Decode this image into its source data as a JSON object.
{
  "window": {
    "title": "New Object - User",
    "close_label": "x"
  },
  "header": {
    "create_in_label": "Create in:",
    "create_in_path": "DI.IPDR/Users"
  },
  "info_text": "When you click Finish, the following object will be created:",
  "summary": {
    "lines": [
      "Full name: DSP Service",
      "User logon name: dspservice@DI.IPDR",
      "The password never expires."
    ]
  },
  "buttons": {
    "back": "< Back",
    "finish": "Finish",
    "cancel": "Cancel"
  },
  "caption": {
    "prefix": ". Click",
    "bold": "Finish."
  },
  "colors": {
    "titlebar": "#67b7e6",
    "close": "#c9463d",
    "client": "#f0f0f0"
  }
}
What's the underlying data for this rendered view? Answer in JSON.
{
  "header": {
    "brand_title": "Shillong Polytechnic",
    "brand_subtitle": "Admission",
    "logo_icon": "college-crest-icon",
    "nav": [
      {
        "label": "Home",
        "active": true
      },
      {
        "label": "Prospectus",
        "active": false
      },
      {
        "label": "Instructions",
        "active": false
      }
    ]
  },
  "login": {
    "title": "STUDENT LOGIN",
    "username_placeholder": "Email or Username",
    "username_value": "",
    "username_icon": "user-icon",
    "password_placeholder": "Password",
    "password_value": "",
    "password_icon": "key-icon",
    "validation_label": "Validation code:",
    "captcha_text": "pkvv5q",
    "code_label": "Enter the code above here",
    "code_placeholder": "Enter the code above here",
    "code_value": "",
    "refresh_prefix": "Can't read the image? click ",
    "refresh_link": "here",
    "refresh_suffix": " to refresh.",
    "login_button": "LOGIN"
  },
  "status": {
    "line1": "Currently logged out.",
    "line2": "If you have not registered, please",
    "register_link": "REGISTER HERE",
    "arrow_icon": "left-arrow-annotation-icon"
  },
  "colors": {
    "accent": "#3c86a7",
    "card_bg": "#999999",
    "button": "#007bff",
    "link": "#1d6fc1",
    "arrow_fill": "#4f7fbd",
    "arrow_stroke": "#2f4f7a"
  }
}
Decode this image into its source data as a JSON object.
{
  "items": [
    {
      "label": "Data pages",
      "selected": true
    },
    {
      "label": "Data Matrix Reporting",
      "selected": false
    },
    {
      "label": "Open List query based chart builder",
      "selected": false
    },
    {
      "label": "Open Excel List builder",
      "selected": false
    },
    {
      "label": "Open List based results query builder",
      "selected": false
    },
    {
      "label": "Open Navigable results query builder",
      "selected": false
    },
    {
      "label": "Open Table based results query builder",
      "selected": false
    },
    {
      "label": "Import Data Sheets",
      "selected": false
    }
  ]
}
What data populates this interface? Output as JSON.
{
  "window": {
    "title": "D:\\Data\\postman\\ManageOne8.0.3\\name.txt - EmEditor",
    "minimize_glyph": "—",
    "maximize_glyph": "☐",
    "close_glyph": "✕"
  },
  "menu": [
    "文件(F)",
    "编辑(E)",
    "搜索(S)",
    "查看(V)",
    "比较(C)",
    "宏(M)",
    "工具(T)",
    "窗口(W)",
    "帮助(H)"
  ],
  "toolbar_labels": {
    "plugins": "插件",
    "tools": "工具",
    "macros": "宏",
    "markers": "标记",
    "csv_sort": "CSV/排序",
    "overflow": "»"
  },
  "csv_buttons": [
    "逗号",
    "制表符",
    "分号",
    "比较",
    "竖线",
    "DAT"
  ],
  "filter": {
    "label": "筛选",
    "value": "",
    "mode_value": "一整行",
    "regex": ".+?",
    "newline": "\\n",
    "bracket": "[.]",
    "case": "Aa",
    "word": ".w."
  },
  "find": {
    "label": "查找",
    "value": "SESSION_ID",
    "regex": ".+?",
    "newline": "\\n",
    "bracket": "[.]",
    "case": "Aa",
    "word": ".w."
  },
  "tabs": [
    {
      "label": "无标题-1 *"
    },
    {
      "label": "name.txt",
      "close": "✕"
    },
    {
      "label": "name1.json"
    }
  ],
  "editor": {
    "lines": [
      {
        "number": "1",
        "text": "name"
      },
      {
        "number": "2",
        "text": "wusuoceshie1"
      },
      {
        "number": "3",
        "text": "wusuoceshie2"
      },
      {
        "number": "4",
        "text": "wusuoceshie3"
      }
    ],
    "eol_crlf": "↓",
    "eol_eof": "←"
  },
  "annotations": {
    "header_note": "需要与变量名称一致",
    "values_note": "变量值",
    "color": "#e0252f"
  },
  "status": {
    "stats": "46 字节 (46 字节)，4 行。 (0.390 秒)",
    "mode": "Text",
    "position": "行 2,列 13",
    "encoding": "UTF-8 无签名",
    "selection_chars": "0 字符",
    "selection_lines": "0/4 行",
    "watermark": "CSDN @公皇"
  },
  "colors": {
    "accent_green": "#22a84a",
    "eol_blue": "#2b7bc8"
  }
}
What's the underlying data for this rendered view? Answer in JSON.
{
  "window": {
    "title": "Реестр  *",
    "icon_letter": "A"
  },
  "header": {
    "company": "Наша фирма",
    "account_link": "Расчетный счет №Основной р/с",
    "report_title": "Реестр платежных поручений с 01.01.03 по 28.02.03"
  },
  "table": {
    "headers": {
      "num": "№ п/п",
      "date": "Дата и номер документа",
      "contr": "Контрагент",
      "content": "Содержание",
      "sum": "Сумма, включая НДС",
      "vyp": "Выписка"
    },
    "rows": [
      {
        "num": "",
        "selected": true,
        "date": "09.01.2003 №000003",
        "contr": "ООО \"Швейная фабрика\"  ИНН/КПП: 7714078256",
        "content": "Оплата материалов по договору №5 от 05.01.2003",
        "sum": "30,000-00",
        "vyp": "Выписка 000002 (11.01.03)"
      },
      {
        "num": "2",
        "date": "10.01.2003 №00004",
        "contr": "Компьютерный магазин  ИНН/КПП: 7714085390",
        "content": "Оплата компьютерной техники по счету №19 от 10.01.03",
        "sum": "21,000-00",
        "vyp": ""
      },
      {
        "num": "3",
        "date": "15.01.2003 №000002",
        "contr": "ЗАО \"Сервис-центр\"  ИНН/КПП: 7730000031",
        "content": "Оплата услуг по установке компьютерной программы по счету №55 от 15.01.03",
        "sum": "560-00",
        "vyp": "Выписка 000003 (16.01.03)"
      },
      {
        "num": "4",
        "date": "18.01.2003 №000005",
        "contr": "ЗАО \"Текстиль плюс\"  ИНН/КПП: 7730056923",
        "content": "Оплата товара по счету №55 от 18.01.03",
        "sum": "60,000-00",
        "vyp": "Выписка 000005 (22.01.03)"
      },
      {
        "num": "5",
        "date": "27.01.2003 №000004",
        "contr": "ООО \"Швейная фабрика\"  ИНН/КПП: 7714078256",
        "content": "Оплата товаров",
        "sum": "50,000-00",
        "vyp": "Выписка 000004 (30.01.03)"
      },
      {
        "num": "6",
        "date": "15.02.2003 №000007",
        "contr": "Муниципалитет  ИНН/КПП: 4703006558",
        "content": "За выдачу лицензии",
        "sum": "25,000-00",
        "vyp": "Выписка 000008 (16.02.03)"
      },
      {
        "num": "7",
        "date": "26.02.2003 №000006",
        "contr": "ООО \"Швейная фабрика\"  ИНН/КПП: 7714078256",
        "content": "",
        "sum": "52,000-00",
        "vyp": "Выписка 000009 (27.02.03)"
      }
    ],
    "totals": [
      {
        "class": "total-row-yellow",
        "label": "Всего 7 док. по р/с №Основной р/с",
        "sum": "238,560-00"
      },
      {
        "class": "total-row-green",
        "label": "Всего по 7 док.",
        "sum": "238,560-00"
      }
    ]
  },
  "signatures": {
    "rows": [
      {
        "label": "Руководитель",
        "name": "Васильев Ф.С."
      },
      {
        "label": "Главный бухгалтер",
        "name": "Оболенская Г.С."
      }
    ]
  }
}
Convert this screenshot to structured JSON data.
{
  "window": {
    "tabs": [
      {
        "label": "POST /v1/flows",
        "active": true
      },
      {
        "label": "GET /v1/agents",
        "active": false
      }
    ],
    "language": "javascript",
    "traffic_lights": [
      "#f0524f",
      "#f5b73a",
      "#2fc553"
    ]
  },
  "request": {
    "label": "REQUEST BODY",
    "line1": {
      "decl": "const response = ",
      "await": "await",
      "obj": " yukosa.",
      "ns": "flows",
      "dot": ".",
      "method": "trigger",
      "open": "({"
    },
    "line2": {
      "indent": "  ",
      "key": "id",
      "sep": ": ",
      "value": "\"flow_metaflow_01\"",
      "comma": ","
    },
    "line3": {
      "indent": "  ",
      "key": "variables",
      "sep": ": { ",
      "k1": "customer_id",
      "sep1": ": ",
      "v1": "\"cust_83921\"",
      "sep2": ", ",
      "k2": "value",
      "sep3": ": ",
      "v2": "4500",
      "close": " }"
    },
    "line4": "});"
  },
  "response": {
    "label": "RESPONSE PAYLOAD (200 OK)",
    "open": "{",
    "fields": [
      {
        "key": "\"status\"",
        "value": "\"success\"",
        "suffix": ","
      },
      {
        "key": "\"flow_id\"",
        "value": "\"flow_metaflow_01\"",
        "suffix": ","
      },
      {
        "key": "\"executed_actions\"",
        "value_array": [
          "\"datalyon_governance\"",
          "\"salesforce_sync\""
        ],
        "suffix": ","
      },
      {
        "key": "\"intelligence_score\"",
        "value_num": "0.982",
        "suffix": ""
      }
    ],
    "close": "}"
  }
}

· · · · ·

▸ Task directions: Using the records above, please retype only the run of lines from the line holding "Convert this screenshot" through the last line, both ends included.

▸ Your solution:
Convert this screenshot to structured JSON data.
{
  "window": {
    "tabs": [
      {
        "label": "POST /v1/flows",
        "active": true
      },
      {
        "label": "GET /v1/agents",
        "active": false
      }
    ],
    "language": "javascript",
    "traffic_lights": [
      "#f0524f",
      "#f5b73a",
      "#2fc553"
    ]
  },
  "request": {
    "label": "REQUEST BODY",
    "line1": {
      "decl": "const response = ",
      "await": "await",
      "obj": " yukosa.",
      "ns": "flows",
      "dot": ".",
      "method": "trigger",
      "open": "({"
    },
    "line2": {
      "indent": "  ",
      "key": "id",
      "sep": ": ",
      "value": "\"flow_metaflow_01\"",
      "comma": ","
    },
    "line3": {
      "indent": "  ",
      "key": "variables",
      "sep": ": { ",
      "k1": "customer_id",
      "sep1": ": ",
      "v1": "\"cust_83921\"",
      "sep2": ", ",
      "k2": "value",
      "sep3": ": ",
      "v2": "4500",
      "close": " }"
    },
    "line4": "});"
  },
  "response": {
    "label": "RESPONSE PAYLOAD (200 OK)",
    "open": "{",
    "fields": [
      {
        "key": "\"status\"",
        "value": "\"success\"",
        "suffix": ","
      },
      {
        "key": "\"flow_id\"",
        "value": "\"flow_metaflow_01\"",
        "suffix": ","
      },
      {
        "key": "\"executed_actions\"",
        "value_array": [
          "\"datalyon_governance\"",
          "\"salesforce_sync\""
        ],
        "suffix": ","
      },
      {
        "key": "\"intelligence_score\"",
        "value_num": "0.982",
        "suffix": ""
      }
    ],
    "close": "}"
  }
}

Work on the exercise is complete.